Days after authorities announced a suspected terrorist plot targeting Kennedy Airport, police at a security checkpoint in lower Manhattan were confronted with another threat: a grimy, radioactive truck.
“We have a mystery vehicle here,” Deputy Inspector Hugh O’Rourke observed as his radiation detector crackled with a reading three times above normal.
O’Rourke’s concern eased after officers discovered that the truck carried a bulky industrial vacuum used to clean out boilers. Isotopes from soot caused the high reading.
Though the truck was harmless, the inspection illustrated the New York Police Department’s fear that the ragtag collection of commercial trucks rumbling through the city each day could be instruments of terror. In response, police have stepped up inspections and introduced an array of new technology to thwart possible plots.
“We’ve always been concerned about the potential for trucks and other vehicles to be used to convey explosives or other weapons,” Police Commissioner Raymond Kelly said. “We also want to screen against the possibility of sensitive cargoes being diverted for use in an attack.”
The department has made safety inspections of trucks for years, looking for worn-out brakes and other defects that could cause accidents.
But now when vehicles are diverted into checkpoints, NYPD officers subject the vehicles to a separate battery of tests designed to detect radiation and explosives such as the fertilizer-based bombs used to attack the World Trade Center in 1993 and the federal building in Oklahoma City in 1995.
Screening for chlorine used in Iraq bombs
The NYPD recently put more emphasis on screening shipments of chlorine after learning that it has become a favored component of homemade bombs in Iraq. A recent U.N. report found that at least 10 attacks there involved explosives attached to chlorine canisters.
Chlorine typically is used as a disinfectant or purifier, and as an ingredient in plastics and other products. While routinely transported in liquid form, it can turn into a deadly toxic gas when exposed to air.

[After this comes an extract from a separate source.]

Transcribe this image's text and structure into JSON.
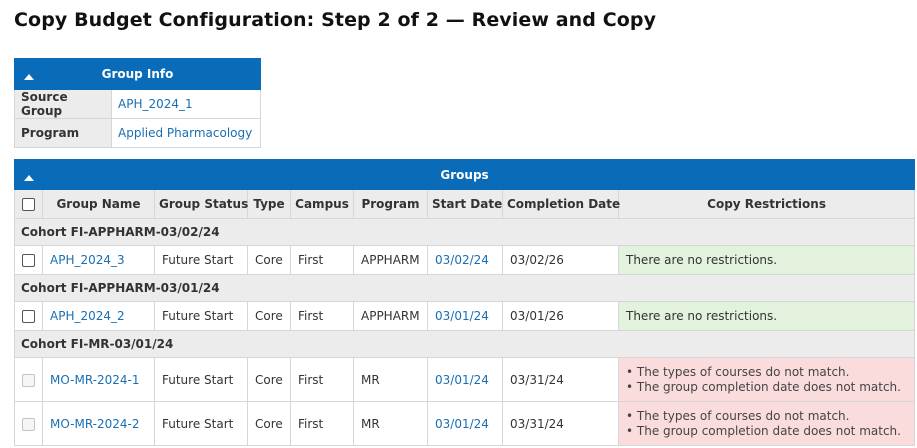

Any truck driver transporting chlorine canisters who cannot produce proper identification and paperwork accounting for their cargo “would have some explaining to do,” O’Rourke said. And without a good explanation, “The truck gets taken off the road,” he added.
The screeners also pay close attention to dump and cement trucks because “they’re hulking, they’re heavy, they can smash through security checkpoints,” said Jonathan Duecker, an NYPD counterterrorism official.
On alert for 'dirty bombs'
The 36,000-officer department, the nation’s largest, has been developing mobile radiation detectors that can be mounted on cars or bicycles to alert officers to evidence of a “dirty bomb,” an explosive designed to contaminate areas with radioactive dust and debris. Another version would be worn like a backpack by officers patrolling Yankee Stadium and other venues.
Officers on the streets and in the subways also have begun wearing pager-like radiation detectors on their belts. About 1,000 of the devices have been deployed; another 1,000 have been ordered.
The NYPD’s half-dozen helicopters are being fitted with automatic license-plate readers — already installed in some patrol cars — for flights over bridges, power plants and chemical storage facilities.
During the truck inspections, technicians with larger, hand-held radiation detectors circle the trucks. Officers also run swabs over the steering wheels, then insert them into another device that reads for traces of bomb-making materials.
“I tell the drivers I’m checking for explosives and they’re like, ‘Yeah, right,”’ Detective Lisa Gomez said while inspecting a delivery truck.
Paul Sheldon, the driver of the truck that caused the momentary radiation alert, said he understood the NYPD’s vigilance, especially after news of the alleged plot to blow up the aviation fuel system at Kennedy Airport.
“I don’t mind,” he said. “Anything to help the city.”